■ **Work to complete**:
Every line below should be repeated exactly as written.
(Information provided)
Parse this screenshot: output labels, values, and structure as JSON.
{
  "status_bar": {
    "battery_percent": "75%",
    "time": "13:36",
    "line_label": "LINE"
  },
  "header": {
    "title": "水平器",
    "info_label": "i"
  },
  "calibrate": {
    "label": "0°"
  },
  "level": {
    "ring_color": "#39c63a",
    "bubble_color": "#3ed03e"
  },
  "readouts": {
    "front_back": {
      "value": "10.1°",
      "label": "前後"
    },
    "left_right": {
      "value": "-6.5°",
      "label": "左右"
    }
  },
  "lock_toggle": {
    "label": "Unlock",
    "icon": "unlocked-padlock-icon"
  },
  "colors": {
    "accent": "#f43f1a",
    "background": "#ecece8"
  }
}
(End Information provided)
■ **Your response**:
Parse this screenshot: output labels, values, and structure as JSON.
{
  "status_bar": {
    "battery_percent": "75%",
    "time": "13:36",
    "line_label": "LINE"
  },
  "header": {
    "title": "水平器",
    "info_label": "i"
  },
  "calibrate": {
    "label": "0°"
  },
  "level": {
    "ring_color": "#39c63a",
    "bubble_color": "#3ed03e"
  },
  "readouts": {
    "front_back": {
      "value": "10.1°",
      "label": "前後"
    },
    "left_right": {
      "value": "-6.5°",
      "label": "左右"
    }
  },
  "lock_toggle": {
    "label": "Unlock",
    "icon": "unlocked-padlock-icon"
  },
  "colors": {
    "accent": "#f43f1a",
    "background": "#ecece8"
  }
}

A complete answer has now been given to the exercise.